This came up in a twitter conversation today and since I will be referencing both of these as part of my RIT Hockey Analytics Conference talk it might be a good idea to re-introduce them to anyone who are not familiar with them.
At their core, Rel and RelTM stats both attempt to account for the quality of teammates a player plays with. The problem with Corsi%, as Paul Bissonette points out, is that it is heavily driven by the players one plays with.
Ultimately, teams don’t draft based on Corsi or possession numbers. You draft a player because you’ve watched how they perform on the ice and then consider their potential to improve.
But somehow they’re starting to use this bullshit in contract negotiations. You have teams saying, “Oh, wow, look at this player in Chicago who had a 60 percent possession number.” Well, yeah, because he’s an average player playing with Toews and Kane. So all of the sudden a team signs him for $3 million a year even though he’s a $1.5 million a year player, and they’re shocked when his possession isn’t as good. Are you kidding me?
This is a flaw I think everyone agrees with which is why Rel and RelTM were developed. A player playing with all-star players will naturally put up (or at least have an opportunity to put up) far better numbers than players playing with mediocre 3rd and 4th line players.
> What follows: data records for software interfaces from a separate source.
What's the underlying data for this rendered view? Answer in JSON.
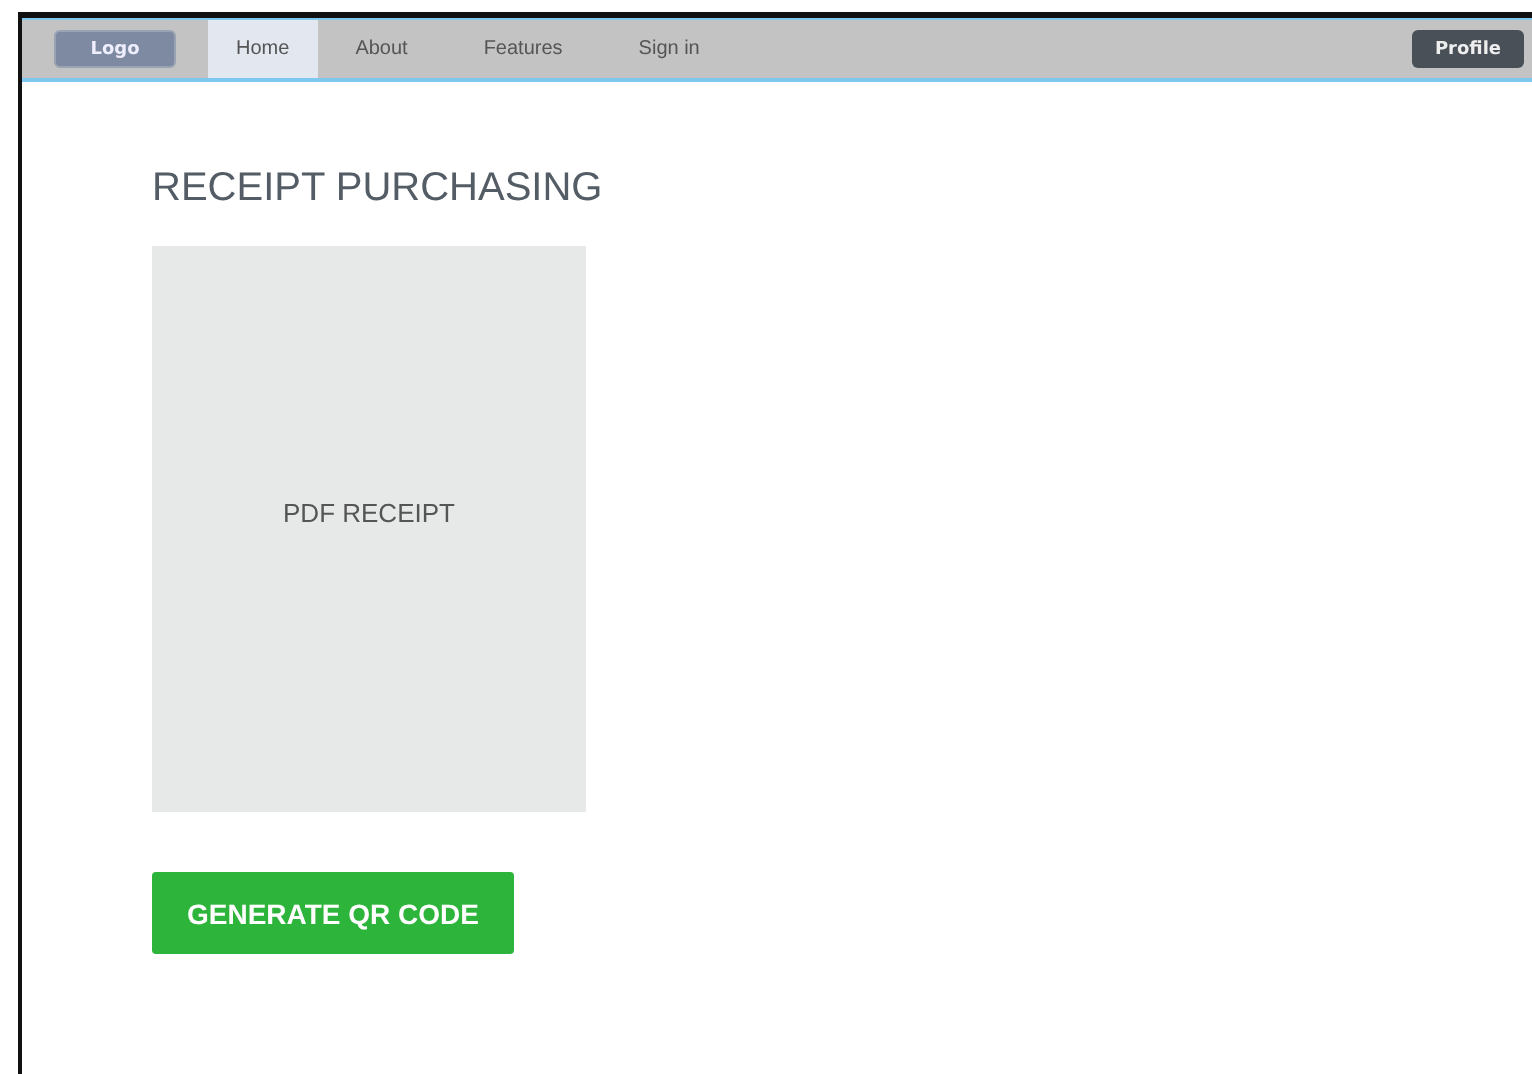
{
  "navbar": {
    "logo": "Logo",
    "tabs": [
      {
        "label": "Home",
        "selected": true
      },
      {
        "label": "About",
        "selected": false
      },
      {
        "label": "Features",
        "selected": false
      },
      {
        "label": "Sign in",
        "selected": false
      }
    ],
    "profile": "Profile"
  },
  "page": {
    "title": "RECEIPT PURCHASING",
    "receipt_placeholder": "PDF RECEIPT",
    "button": "GENERATE QR CODE"
  }
}
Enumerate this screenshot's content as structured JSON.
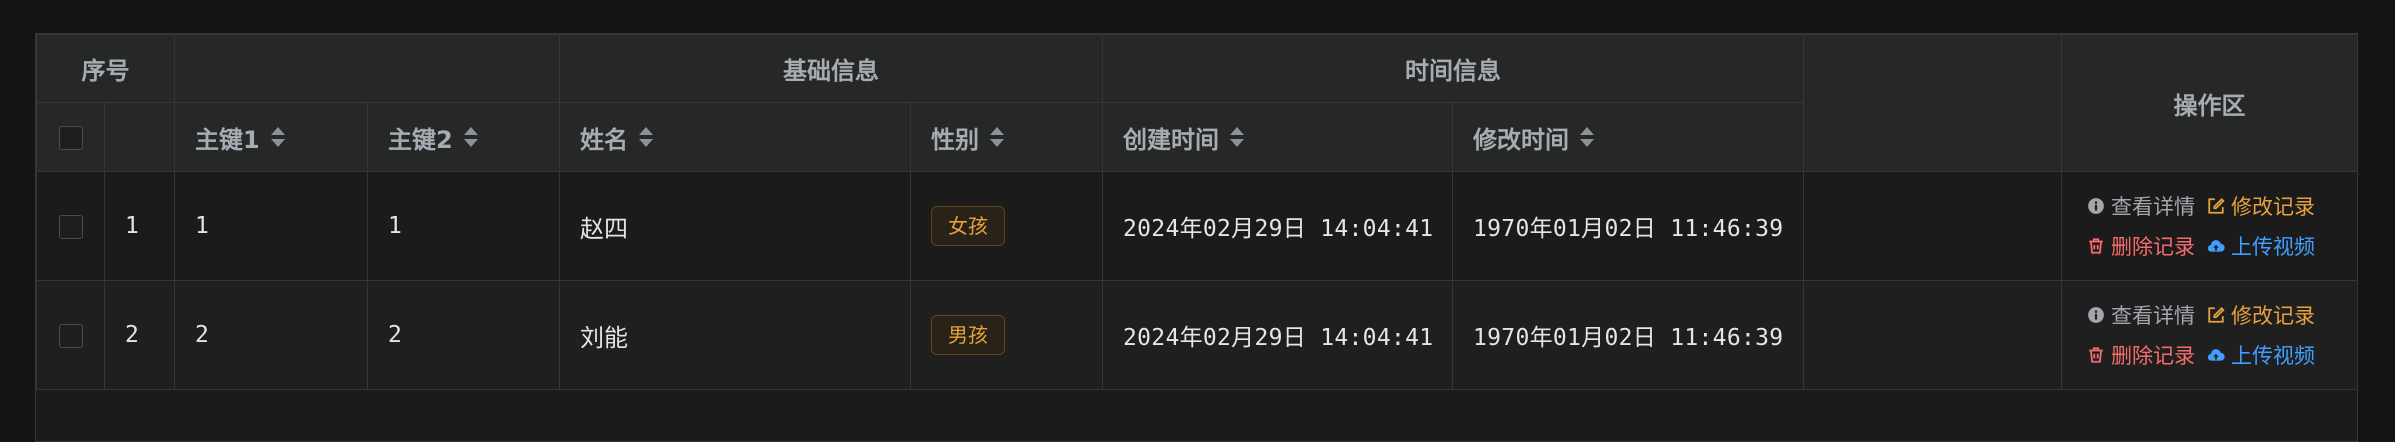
{
  "table": {
    "group_headers": {
      "seq": "序号",
      "basic": "基础信息",
      "time": "时间信息",
      "ops": "操作区"
    },
    "columns": {
      "key1": "主键1",
      "key2": "主键2",
      "name": "姓名",
      "gender": "性别",
      "created": "创建时间",
      "modified": "修改时间"
    },
    "rows": [
      {
        "index": "1",
        "key1": "1",
        "key2": "1",
        "name": "赵四",
        "gender": "女孩",
        "created": "2024年02月29日 14:04:41",
        "modified": "1970年01月02日 11:46:39"
      },
      {
        "index": "2",
        "key1": "2",
        "key2": "2",
        "name": "刘能",
        "gender": "男孩",
        "created": "2024年02月29日 14:04:41",
        "modified": "1970年01月02日 11:46:39"
      }
    ],
    "actions": {
      "detail": "查看详情",
      "edit": "修改记录",
      "delete": "删除记录",
      "upload": "上传视频"
    }
  },
  "colors": {
    "background": "#141414",
    "header_bg": "#262727",
    "border": "#363636",
    "warning": "#e6a23c",
    "danger": "#f56c6c",
    "primary": "#409eff",
    "muted": "#a3a6ad"
  },
  "icons": {
    "detail": "info-circle-icon",
    "edit": "edit-icon",
    "delete": "trash-icon",
    "upload": "cloud-upload-icon",
    "sort": "sort-caret-icon"
  }
}
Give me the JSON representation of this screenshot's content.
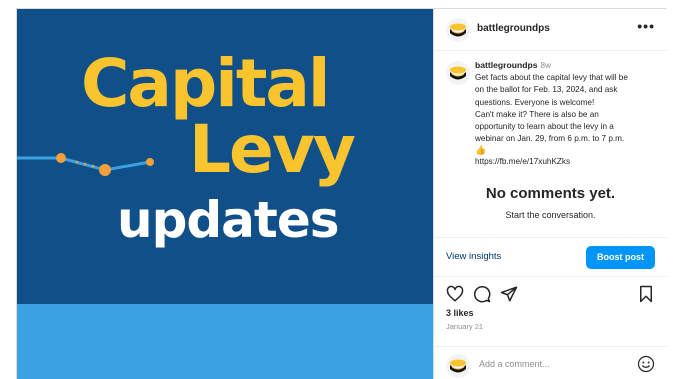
{
  "media": {
    "title_line1": "Capital",
    "title_line2": "Levy",
    "title_line3": "updates",
    "colors": {
      "background": "#114f89",
      "band": "#3aa2e0",
      "title": "#f9c42e",
      "subtitle": "#ffffff",
      "dots": "#f5a03b"
    }
  },
  "header": {
    "username": "battlegroundps",
    "more_icon": "more-horizontal-icon"
  },
  "caption": {
    "username": "battlegroundps",
    "age": "8w",
    "lines": [
      "Get facts about the capital levy that will be",
      "on the ballot for Feb. 13, 2024, and ask",
      "questions. Everyone is welcome!",
      "Can't make it? There is also be an",
      "opportunity to learn about the levy in a",
      "webinar on Jan. 29, from 6 p.m. to 7 p.m."
    ],
    "emoji": "👍",
    "link": "https://fb.me/e/17xuhKZks"
  },
  "comments": {
    "empty_title": "No comments yet.",
    "empty_subtitle": "Start the conversation."
  },
  "insights": {
    "view_label": "View insights",
    "boost_label": "Boost post"
  },
  "actions": {
    "icons": [
      "heart-icon",
      "comment-icon",
      "share-icon",
      "bookmark-icon"
    ],
    "likes": "3 likes",
    "date": "January 21"
  },
  "comment_box": {
    "placeholder": "Add a comment...",
    "emoji_icon": "smile-icon"
  }
}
A player on the Blackhawks will have an opportunity to put up far better numbers than a player on the Sabres. The Blackhawks had a team Corsi% of 53.6% last year compared to the Sabres 37.5%. Rel and RelTM stats attempt to factor out the team aspect and isolate the individual contribution.
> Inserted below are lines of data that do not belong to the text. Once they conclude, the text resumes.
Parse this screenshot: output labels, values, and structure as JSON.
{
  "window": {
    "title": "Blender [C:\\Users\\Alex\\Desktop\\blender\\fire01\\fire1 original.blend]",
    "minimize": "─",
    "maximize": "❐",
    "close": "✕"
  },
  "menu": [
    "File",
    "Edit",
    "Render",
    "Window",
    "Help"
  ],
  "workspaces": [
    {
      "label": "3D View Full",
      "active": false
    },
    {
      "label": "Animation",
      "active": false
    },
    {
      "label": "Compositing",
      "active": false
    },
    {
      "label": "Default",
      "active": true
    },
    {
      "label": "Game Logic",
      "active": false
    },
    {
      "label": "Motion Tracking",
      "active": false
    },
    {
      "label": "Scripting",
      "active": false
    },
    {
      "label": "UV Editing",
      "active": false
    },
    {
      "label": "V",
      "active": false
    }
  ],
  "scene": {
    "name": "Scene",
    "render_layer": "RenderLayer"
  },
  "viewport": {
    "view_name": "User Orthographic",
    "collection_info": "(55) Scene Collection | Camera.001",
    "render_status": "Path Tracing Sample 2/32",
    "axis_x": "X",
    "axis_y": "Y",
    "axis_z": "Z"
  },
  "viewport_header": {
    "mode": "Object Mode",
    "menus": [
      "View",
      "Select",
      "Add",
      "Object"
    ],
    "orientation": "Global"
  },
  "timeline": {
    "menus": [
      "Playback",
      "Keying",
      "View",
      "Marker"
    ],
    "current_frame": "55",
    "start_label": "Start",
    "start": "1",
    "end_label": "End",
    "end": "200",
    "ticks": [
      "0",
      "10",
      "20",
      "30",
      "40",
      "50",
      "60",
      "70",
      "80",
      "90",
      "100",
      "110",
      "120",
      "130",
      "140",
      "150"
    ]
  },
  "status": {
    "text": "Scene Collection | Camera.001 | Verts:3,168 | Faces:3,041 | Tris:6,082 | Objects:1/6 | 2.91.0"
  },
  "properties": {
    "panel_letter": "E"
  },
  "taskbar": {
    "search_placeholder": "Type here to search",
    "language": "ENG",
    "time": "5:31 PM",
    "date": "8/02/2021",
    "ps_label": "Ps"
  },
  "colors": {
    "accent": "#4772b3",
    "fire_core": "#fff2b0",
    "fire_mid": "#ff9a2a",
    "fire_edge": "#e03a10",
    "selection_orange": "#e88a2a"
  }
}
What is Rel?
Rel (or Relative) stats are calculated by taking the players “on-ice” stats (or what the team does when they player is on the ice) and comparing them to the players “off-ice” stats (or what the team does when they are not on the ice). So, CF% Rel is nothing more than on-ice CF% minus off-ice CF%. The resulting metric is an attempt to look at how the player is performing relative to the rest of the team.
The flaw with Rel stats is that it still doesn’t account for the player who plays with Jonathan Toews and Marian Hossa. The third guy on that line might not be a very good player but will look good because Toews and Hossa drive the play and boost his stats. Rel stats also fail when it comes to teams that are well balanced with no superstars but 3 very good lines where as a player on the first line of a very top heavy team will probably look better than they really should.
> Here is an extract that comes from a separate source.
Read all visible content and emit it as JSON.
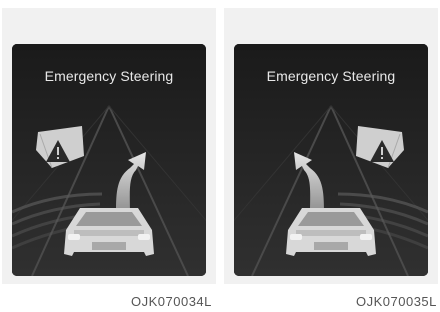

I’d say that Rel stats do a decent job of factoring out team-level system driven results but do not do a great job of isolating the players performance from his line mates.
What is RelTM?
RelTM (Relative to Team Mates) attempts to account for the 3rd guy on the Toews/Hossa line getting unfairly credited for playing with a pair of superstars. It does this by looking at how each of the players teammates perform with and apart from him and to what extent. So while Rel is a team level on-ice minus off-ice stat, RelTM is a player level with minus apart stat. Some people have referred to this as a “Combined WOWY” (combined with or without you) stat. It can be a little difficult to wrap your head around but it looks at Toews’ (and Hossa’s and every other teammate) performance apart from the 3rd guy on the Toews/Hossa line and Toews’ performance with him and attempts to determine if Toews performed better or worse with him than apart from him. This gets done for every player and in essence RelTM tries to figure out how much on average he boosts his team mates statistics. The more team mates that have better statistics with him than apart from him the better.
While on some level this sounds like an improved statistic than Rel since it is directly looking at how much better the guys he actually plays with are with him than apart it isn’t perfect either. The most significant reason is probably that if you are the 3rd guy on a Toews/Hossa line it will be very difficult to boost the stats Toews/Hossa because they are so good. Another flaw is that often the result is that you end up just being compared to the next most important player at your position. When the regular first line RW isn’t playing with the regular first line C and LW it most likely will be the second line RW that is playing with them. So the RelTM stats to some extent tell you how much better/worse are you than the next best/worst player at your position on your team.
Which one of Rel and RelTM is better? I am a bit biased but I personally like how RelTM stats are calculated as I think looking at direct impact on the players teammates is a better route to go. With that said, there is some evidence that Rel is a little more persistent from year to year which may make it more useful. I’ll have more to say about this at the RIT Hockey Analytics conference but mostly I’ll show that both Rel and RelTM stats are almost certainly vastly superior to the raw stat counter part (i.e. CF% Rel and CF% RelTM are vastly superior to CF%). In different ways both attempt to and are relatively successful at factoring out quality of team and quality of teammates. Rel and RelTM stats are generally fairly highly correlated as well so there likely isn’t a huge difference between them. Furthermore, the more a team juggles its line up the better both of these stats, particularly the RelTM stat, will correctly isolate individual contribution and talent.
(if there is any confusion on these stats, feel free to ask questions in the comments. I’ll be happy to clarify and/or provide more details.)
Finally, if you have a chance to make it to Rochester, NY on October 10th consider signing up for and attending the RIT Hockey Analytics Conference. It looks like one of the best line ups of speakers these conferences have ever had with a wide variety of topics.